Sprint Nextel (S) is getting a boost today after announcing that it will continue strict cost management in an effort to aggressively pay down debt. During a discussion with analysts, Sprint’s CFO Bob Brust reiterated their goals to reduce the debt burden which has slowly declined since the Nextel acquisition, too slowly for many investors. Sprint has seen improving trends as far as customer retention or churn rate in the last few quarters, but it is still a huge hurdle as more than half a million post-paid wireless clients defected to competitors in the fourth quarter. Perhaps most importantly though, Brust expects to see revenue growth in the coming quarters; it would be the first growth since fiscal 2006.

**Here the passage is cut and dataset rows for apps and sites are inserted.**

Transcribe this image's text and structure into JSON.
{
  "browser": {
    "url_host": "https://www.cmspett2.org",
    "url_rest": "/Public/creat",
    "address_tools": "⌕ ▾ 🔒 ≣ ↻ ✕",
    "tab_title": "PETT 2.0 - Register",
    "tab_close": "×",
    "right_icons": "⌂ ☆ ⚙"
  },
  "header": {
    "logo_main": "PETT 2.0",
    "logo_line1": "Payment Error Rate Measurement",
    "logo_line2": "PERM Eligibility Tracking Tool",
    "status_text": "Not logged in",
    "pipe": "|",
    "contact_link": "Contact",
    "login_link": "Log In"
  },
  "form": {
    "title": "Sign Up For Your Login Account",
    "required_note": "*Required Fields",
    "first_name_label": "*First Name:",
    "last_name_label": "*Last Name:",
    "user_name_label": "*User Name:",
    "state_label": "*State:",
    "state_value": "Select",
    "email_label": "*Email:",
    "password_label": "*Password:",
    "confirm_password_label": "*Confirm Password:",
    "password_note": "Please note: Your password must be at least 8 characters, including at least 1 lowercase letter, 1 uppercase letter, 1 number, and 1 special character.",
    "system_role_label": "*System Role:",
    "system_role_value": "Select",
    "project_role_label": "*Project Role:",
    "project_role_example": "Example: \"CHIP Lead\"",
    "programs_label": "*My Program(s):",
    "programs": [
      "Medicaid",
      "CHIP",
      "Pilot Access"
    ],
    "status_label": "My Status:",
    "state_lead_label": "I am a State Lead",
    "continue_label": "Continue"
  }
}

Obviously, when Sprint acquired Nextel they took on debt to finance the transaction, but they expected better growth and cost savings as a result of the transaction. Instead, the company has dealt with declining sales almost as soon as the $35 billion transaction closed. In hindsight, the so-called “merger of equals” has lead to plenty of headaches for the combined company and on Friday Sprint’s credit rating was chopped yet again by S&P to BB-. The credit rating agency pointed to continued churn in their precious post-paid wireless clients (504,000 post-paid subscribers lost in Q4), which is more profitable than the prepaid wireless service, which is at least growing.

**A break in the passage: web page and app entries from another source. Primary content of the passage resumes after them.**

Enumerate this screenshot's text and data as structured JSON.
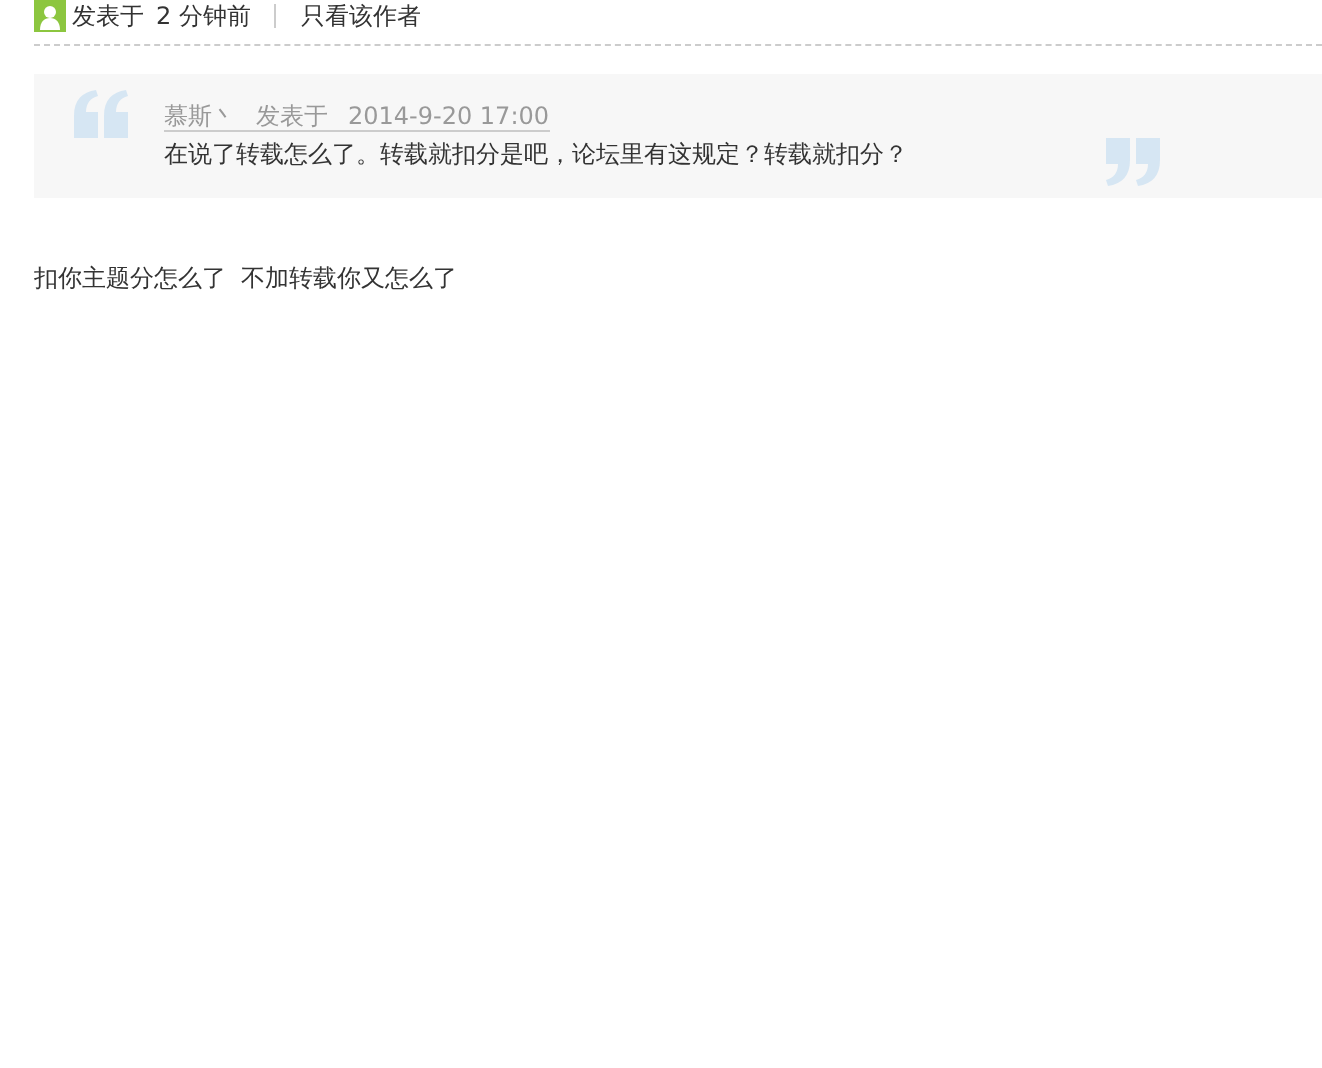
{
  "post_meta": {
    "posted_label": "发表于",
    "time": "2 分钟前",
    "author_only_link": "只看该作者"
  },
  "quote": {
    "author": "慕斯丶",
    "posted_label": "发表于",
    "date": "2014-9-20 17:00",
    "text": "在说了转载怎么了。转载就扣分是吧，论坛里有这规定？转载就扣分？"
  },
  "reply": {
    "text": "扣你主题分怎么了  不加转载你又怎么了"
  }
}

The CFO’s comments awakened excitement in investors that a turnaround may be underway. In order to stem the subscriber losses, Sprint has recently advanced into an aggressive ad campaign recently where they detail a $69 plan that allows unlimited talk, text and web usage. Sprint’s competitors have similar priced plans for unlimited voice plans, but they charge extra for the other components. The ads show CEO Dan Hesse saying that cell phone users rarely use their mobile phone only for calling anymore; instead, consumers increasingly use smart phones for a variety of uses outside of talking. There is no doubt that consumers are sensitive to price, so we will be interested to see what kind of traction this message will have.
We continue to see Sprint Nextel as Undervalued at the current price level, even though fundamentals have degraded considerably in the past few years. Consider price-to-cash earnings as one example of valuation, over the past ten years S has normally traded for 3.3x to 6.9x cash earnings per share and the stock currently trades for just 2x. Similarly, price-to-sales per share have normally traded .73x to 1.40x, but it currently stands at only .32 despite the slumping revenue.

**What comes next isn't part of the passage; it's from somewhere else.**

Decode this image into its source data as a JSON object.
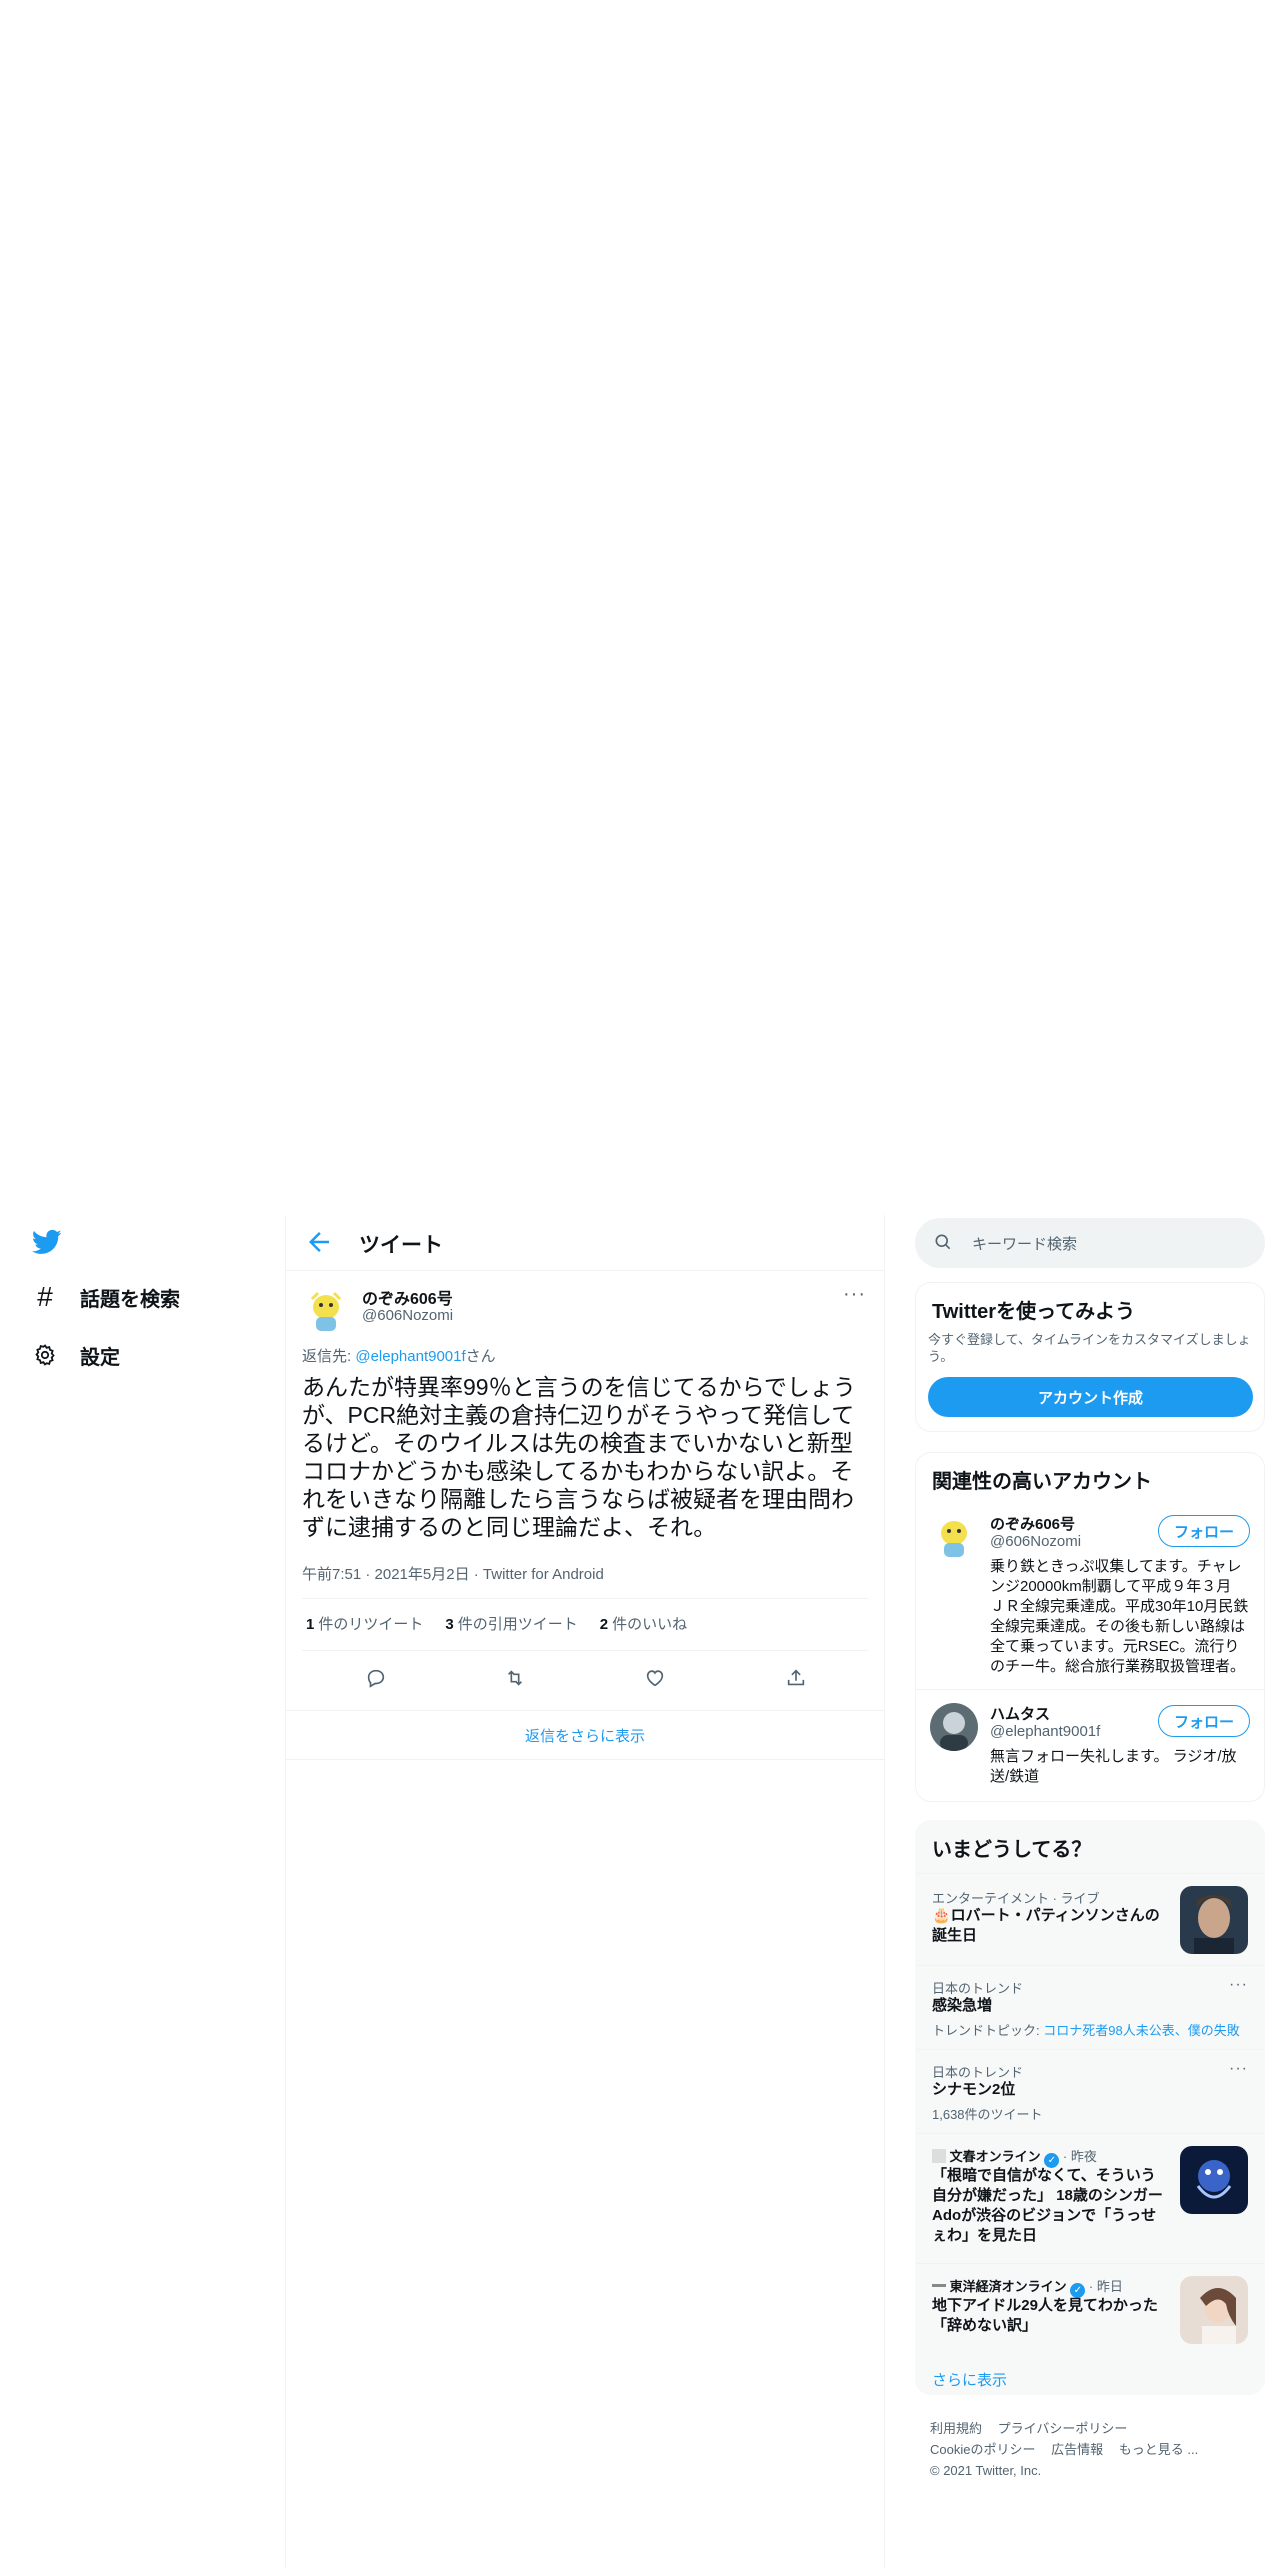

According to our methodology, it is clear that Sprint has fallen out of favor with the market. Today, Sprint’s CFO did not say anything unexpected especially considering their slipping credit rating, but the stock has advanced 6% in response. The company has not performed well since the merger with Nextel, but the market may be starting to buy into their turnaround strategy.